Records contained in a dataset
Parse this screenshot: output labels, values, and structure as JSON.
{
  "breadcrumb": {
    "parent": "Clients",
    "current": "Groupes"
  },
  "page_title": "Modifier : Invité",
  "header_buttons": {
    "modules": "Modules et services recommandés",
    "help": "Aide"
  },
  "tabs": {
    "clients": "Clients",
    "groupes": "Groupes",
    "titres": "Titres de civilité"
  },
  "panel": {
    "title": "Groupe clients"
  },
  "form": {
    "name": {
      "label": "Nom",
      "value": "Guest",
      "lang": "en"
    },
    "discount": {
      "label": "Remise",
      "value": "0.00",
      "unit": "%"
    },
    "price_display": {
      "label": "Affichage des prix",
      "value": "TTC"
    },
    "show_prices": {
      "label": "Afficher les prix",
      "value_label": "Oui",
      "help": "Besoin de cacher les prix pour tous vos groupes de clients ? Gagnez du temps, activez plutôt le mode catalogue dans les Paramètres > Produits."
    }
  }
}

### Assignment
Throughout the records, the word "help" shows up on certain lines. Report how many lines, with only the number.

### Exercise answer
2